| Work to be completed |
In the records below, some lines hold the word "rest". Copy each of those lines.

| Working data |
***

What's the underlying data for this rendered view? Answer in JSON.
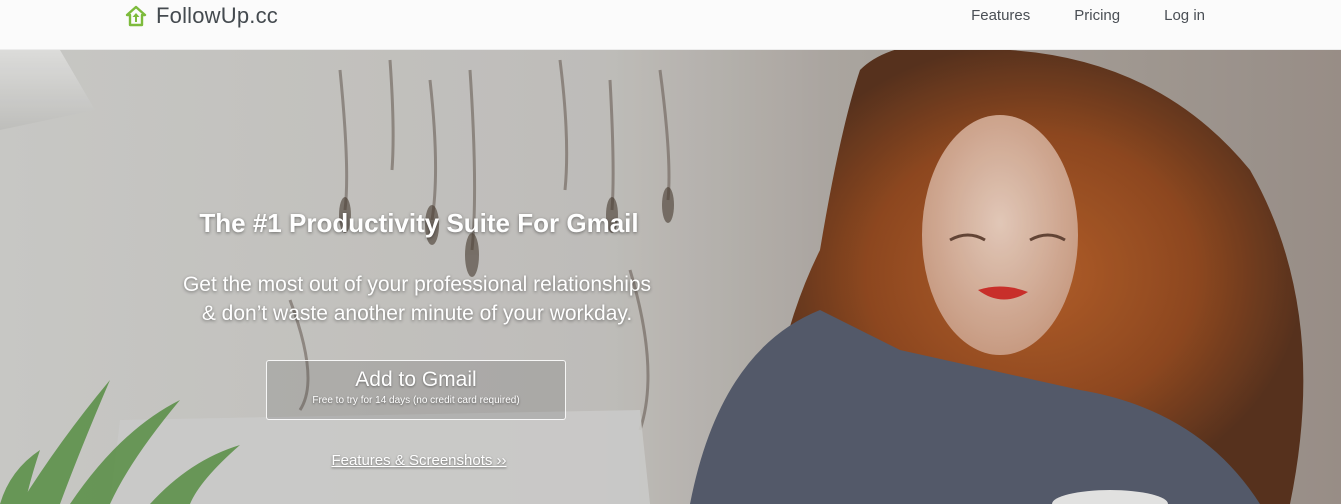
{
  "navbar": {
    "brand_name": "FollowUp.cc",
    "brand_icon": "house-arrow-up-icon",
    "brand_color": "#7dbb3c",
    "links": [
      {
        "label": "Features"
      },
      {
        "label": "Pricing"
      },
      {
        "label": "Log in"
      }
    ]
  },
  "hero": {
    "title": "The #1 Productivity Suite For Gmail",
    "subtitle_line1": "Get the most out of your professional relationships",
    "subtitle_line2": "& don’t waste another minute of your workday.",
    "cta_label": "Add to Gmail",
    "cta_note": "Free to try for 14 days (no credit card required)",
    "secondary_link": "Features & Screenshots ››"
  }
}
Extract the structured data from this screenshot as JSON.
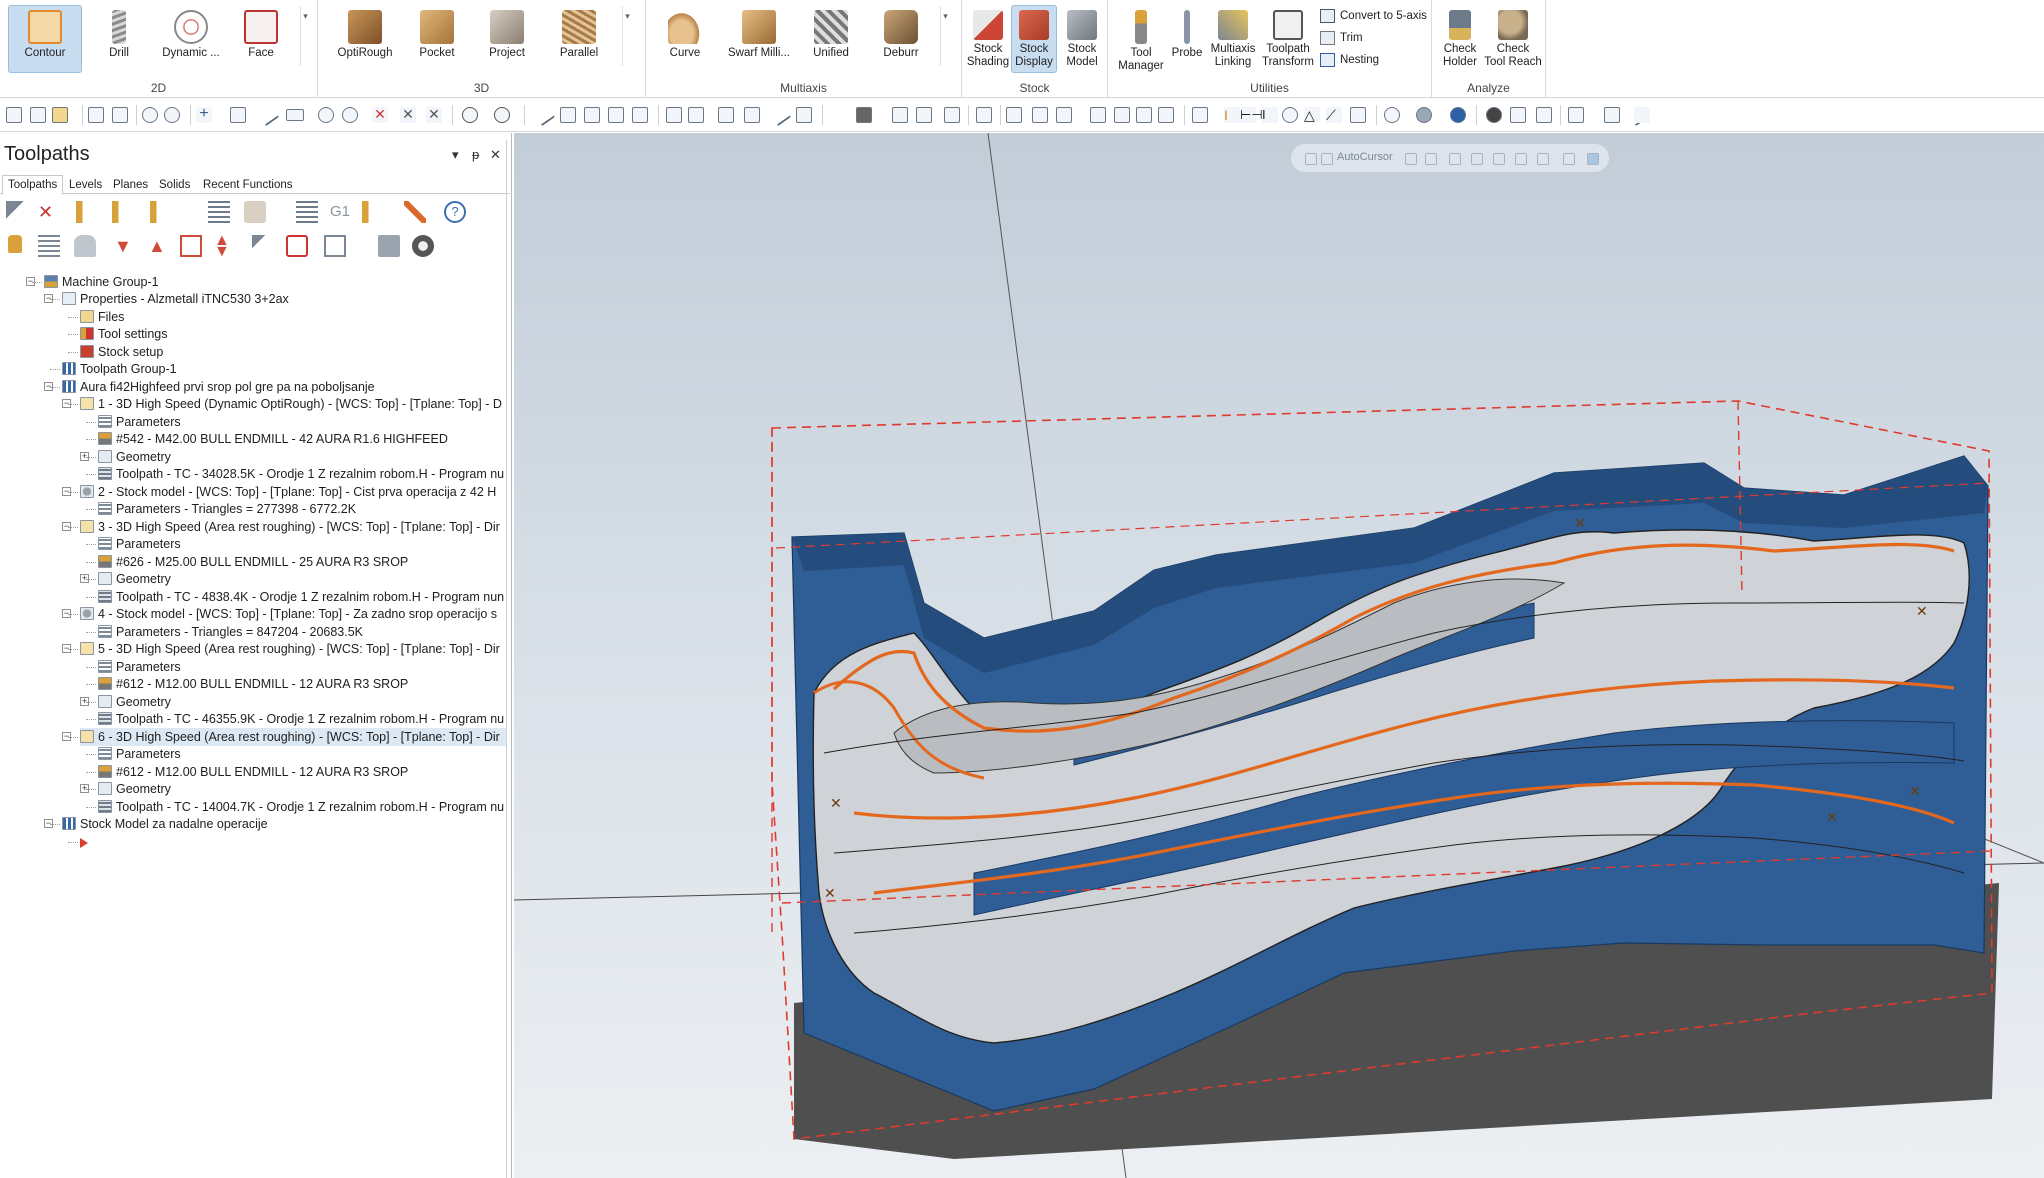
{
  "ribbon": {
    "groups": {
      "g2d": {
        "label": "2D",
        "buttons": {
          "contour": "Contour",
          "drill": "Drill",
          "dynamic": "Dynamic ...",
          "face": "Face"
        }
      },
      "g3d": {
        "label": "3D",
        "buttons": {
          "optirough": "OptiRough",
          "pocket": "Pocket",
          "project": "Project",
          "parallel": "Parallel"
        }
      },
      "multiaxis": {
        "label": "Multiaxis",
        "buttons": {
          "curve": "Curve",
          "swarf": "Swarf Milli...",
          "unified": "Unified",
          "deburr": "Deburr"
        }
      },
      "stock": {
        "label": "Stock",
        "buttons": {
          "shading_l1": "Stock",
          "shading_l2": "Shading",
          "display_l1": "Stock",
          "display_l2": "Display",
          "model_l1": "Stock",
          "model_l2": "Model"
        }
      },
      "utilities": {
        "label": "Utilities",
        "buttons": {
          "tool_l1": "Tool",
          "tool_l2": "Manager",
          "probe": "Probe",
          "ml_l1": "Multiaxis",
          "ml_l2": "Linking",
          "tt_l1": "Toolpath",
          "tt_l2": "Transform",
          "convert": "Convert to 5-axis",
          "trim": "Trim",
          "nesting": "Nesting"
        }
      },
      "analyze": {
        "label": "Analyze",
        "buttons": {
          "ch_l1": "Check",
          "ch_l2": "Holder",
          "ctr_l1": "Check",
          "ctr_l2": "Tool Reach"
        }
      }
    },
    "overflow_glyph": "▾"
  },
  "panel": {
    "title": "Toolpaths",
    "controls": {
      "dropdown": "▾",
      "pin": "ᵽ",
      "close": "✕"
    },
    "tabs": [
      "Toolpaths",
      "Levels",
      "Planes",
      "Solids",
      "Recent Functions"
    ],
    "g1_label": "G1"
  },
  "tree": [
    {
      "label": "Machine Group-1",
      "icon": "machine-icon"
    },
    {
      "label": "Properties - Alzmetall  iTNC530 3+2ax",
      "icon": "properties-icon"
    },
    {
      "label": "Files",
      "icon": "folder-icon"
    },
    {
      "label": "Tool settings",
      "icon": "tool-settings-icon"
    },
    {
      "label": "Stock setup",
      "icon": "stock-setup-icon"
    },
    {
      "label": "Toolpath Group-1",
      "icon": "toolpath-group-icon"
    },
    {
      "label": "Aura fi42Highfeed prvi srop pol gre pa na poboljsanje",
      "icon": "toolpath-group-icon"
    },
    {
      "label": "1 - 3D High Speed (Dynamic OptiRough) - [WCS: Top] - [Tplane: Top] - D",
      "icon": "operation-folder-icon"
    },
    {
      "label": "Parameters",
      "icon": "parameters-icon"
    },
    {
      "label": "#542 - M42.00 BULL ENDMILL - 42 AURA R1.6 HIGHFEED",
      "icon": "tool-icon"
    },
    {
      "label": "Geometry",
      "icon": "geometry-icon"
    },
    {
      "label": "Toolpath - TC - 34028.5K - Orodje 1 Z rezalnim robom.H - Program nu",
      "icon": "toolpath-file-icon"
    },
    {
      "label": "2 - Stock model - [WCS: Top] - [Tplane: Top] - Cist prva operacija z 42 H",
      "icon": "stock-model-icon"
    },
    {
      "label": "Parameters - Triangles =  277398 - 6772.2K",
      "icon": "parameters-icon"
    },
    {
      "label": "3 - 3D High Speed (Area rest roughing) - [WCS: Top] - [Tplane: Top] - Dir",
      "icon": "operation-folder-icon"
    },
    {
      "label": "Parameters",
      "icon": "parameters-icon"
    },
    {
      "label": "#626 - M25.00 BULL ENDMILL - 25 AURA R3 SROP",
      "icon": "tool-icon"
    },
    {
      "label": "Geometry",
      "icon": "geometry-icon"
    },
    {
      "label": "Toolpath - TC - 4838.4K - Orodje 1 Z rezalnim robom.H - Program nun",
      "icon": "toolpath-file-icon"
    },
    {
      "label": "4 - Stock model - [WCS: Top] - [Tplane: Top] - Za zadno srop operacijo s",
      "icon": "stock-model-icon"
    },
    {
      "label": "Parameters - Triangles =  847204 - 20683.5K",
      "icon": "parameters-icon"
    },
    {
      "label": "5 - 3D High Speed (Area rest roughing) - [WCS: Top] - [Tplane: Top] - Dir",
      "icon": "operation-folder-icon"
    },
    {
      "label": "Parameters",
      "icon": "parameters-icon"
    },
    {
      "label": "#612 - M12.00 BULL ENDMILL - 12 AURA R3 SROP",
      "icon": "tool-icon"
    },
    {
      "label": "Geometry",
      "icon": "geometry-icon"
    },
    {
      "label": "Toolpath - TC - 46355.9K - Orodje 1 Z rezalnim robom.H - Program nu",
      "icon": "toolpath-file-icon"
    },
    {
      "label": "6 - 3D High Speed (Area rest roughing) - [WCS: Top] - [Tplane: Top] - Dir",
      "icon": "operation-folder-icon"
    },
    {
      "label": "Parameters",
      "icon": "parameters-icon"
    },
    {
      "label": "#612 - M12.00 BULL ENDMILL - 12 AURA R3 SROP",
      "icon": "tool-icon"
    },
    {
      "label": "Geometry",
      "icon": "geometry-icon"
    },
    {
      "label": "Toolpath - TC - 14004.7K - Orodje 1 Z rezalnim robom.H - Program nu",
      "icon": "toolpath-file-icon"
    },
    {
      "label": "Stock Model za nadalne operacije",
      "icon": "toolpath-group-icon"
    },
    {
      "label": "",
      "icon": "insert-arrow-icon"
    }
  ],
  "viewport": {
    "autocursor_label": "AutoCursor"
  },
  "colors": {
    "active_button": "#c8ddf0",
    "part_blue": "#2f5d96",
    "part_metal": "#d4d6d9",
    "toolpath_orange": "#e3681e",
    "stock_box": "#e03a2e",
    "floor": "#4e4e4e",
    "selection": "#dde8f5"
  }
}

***

| Output for this exercise |
      "label": "3 - 3D High Speed (Area rest roughing) - [WCS: Top] - [Tplane: Top] - Dir",
      "label": "5 - 3D High Speed (Area rest roughing) - [WCS: Top] - [Tplane: Top] - Dir",
      "label": "6 - 3D High Speed (Area rest roughing) - [WCS: Top] - [Tplane: Top] - Dir",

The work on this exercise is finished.